Task objective :: Produce a copy of every line in the records that holds the string "icon".
-=-=-
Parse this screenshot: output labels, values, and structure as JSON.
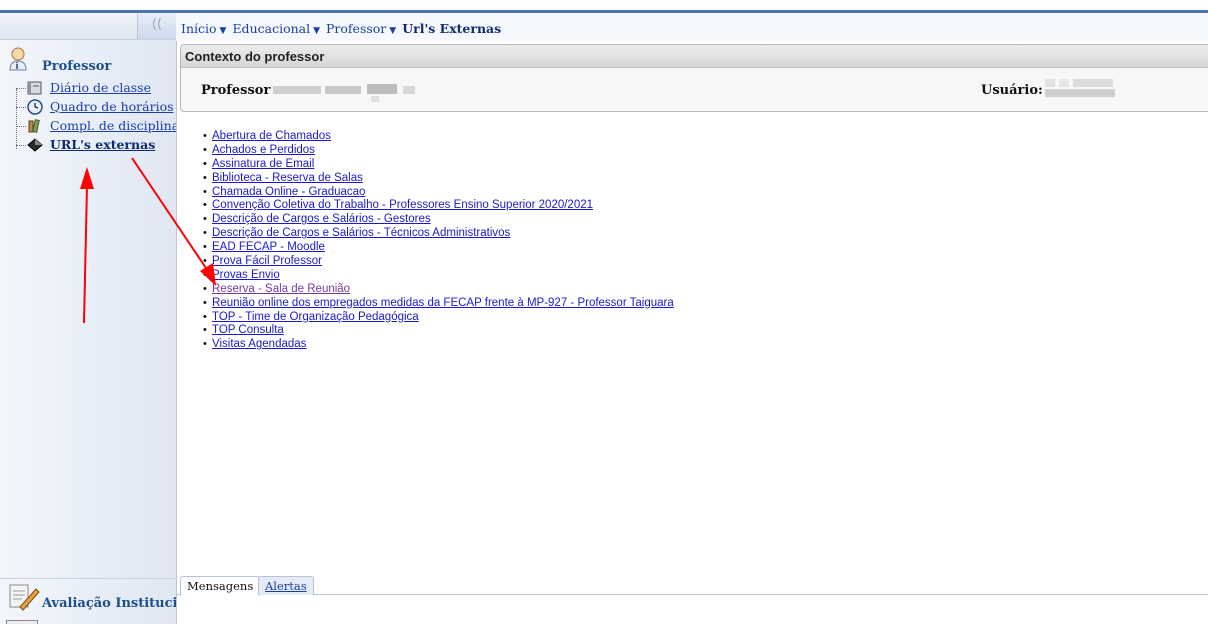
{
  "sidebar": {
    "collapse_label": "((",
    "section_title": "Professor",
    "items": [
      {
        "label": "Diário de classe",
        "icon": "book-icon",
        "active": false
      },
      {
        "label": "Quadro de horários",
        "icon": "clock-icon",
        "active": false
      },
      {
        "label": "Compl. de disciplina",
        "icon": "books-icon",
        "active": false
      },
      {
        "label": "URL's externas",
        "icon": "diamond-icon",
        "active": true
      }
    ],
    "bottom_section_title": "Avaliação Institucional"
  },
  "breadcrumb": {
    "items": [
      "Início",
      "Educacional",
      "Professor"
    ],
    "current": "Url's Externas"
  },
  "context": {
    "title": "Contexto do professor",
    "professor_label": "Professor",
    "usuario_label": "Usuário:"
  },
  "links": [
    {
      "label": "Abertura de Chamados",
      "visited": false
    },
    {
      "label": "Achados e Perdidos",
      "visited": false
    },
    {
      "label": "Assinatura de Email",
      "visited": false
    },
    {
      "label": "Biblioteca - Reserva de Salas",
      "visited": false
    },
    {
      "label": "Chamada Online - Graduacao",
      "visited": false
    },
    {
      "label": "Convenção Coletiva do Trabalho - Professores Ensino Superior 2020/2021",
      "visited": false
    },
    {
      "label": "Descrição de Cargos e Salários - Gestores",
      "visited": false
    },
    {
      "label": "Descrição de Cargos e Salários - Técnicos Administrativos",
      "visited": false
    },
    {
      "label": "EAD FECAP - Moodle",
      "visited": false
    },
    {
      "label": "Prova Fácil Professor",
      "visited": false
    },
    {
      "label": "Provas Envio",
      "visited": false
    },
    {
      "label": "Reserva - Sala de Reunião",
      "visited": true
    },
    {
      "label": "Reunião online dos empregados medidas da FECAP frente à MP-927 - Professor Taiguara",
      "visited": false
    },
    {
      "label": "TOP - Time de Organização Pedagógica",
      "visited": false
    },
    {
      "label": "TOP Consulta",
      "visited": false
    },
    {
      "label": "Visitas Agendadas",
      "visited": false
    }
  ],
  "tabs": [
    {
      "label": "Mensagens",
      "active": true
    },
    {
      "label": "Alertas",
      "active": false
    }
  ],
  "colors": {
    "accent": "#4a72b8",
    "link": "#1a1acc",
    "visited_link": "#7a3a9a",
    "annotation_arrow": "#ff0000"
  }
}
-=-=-
Task response ::
        "icon": "book-icon",
        "icon": "clock-icon",
        "icon": "books-icon",
        "icon": "diamond-icon",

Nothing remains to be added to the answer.